“Look, it’s obvious that we had a gap in the armor here. Like I said, an arrow went right through that gap,” the CEO said. “But other than that gap, we think we have pretty damn good controls.”
Dimon, 56, has long been known as an outspoken leader. As public and government scrutiny of the banking industry has increased, some CEOs have tried to stay under the radar. But Dimon has been unafraid to criticize the government for new regulations that he sees as overwrought.
He has reason to be confident: JPMorgan Chase had a blockbuster third quarter, raking in a record $5.3 billion profit that far exceeded the expectations of Wall Street analysts.
The bank increased revenue, with a surge in mortgage refinancing, investment banking fees and credit card use. It also trimmed expenses and set aside less money for potential problem loans, a sign that the bank’s lending portfolio is healthier.
“We’ve got a great company,” Dimon said, citing “huge cash flows” and “huge capability.”
He was less enthusiastic when Hawken, the UBS analyst, asked about a report in The Wall Street Journal that Doug Braunstein might step down as chief financial officer.

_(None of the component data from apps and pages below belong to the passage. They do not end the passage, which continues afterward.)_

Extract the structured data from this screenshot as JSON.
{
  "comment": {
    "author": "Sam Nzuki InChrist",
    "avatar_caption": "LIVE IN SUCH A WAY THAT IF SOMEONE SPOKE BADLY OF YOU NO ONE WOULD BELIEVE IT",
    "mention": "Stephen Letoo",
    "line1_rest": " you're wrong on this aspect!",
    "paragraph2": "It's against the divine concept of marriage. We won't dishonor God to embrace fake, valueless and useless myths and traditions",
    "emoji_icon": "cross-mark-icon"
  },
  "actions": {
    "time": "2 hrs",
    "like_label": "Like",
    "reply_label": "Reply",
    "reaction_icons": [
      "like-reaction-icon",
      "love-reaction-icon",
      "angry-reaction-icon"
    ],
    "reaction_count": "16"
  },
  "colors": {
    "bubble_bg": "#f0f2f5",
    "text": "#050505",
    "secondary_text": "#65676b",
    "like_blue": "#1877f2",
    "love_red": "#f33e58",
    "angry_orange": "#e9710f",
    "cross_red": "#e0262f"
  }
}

“Obviously,” he said, “I find it hugely irritating that people yapped to the press like that.”